EXTRACTED RECORDS:
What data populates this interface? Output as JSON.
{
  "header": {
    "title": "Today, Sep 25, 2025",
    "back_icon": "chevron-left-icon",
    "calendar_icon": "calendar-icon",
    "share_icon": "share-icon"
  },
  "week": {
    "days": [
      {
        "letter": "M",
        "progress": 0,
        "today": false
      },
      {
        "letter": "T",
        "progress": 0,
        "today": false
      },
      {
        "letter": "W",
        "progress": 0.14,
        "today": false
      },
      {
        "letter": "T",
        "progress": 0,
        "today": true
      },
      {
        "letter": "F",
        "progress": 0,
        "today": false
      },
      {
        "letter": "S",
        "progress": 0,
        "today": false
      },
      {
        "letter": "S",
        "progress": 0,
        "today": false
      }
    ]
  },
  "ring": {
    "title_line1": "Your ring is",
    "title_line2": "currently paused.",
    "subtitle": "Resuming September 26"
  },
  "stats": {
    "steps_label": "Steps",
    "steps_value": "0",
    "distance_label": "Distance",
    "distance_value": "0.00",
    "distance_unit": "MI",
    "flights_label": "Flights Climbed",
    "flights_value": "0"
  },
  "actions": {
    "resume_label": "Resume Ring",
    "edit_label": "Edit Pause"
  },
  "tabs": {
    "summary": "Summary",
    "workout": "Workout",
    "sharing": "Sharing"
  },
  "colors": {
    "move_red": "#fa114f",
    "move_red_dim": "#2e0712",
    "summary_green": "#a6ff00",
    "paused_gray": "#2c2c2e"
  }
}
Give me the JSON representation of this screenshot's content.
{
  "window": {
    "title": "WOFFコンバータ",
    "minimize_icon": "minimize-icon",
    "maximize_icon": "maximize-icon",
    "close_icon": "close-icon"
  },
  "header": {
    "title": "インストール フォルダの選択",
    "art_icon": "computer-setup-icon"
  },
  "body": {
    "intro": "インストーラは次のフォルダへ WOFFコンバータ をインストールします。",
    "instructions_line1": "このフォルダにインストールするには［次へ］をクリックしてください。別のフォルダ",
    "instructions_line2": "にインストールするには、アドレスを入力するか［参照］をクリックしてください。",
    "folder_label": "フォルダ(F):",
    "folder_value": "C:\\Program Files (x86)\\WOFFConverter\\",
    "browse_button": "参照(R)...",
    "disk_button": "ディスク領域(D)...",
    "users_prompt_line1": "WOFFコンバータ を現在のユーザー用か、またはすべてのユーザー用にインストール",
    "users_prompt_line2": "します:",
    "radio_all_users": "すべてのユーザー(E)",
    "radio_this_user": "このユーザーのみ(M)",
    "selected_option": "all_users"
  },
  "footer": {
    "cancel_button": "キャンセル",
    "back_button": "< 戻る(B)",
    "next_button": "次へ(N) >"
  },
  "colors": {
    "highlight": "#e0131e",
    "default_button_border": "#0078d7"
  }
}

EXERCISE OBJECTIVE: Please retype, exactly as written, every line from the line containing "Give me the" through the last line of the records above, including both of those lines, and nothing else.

SOLVED EXERCISE:
Give me the JSON representation of this screenshot's content.
{
  "window": {
    "title": "WOFFコンバータ",
    "minimize_icon": "minimize-icon",
    "maximize_icon": "maximize-icon",
    "close_icon": "close-icon"
  },
  "header": {
    "title": "インストール フォルダの選択",
    "art_icon": "computer-setup-icon"
  },
  "body": {
    "intro": "インストーラは次のフォルダへ WOFFコンバータ をインストールします。",
    "instructions_line1": "このフォルダにインストールするには［次へ］をクリックしてください。別のフォルダ",
    "instructions_line2": "にインストールするには、アドレスを入力するか［参照］をクリックしてください。",
    "folder_label": "フォルダ(F):",
    "folder_value": "C:\\Program Files (x86)\\WOFFConverter\\",
    "browse_button": "参照(R)...",
    "disk_button": "ディスク領域(D)...",
    "users_prompt_line1": "WOFFコンバータ を現在のユーザー用か、またはすべてのユーザー用にインストール",
    "users_prompt_line2": "します:",
    "radio_all_users": "すべてのユーザー(E)",
    "radio_this_user": "このユーザーのみ(M)",
    "selected_option": "all_users"
  },
  "footer": {
    "cancel_button": "キャンセル",
    "back_button": "< 戻る(B)",
    "next_button": "次へ(N) >"
  },
  "colors": {
    "highlight": "#e0131e",
    "default_button_border": "#0078d7"
  }
}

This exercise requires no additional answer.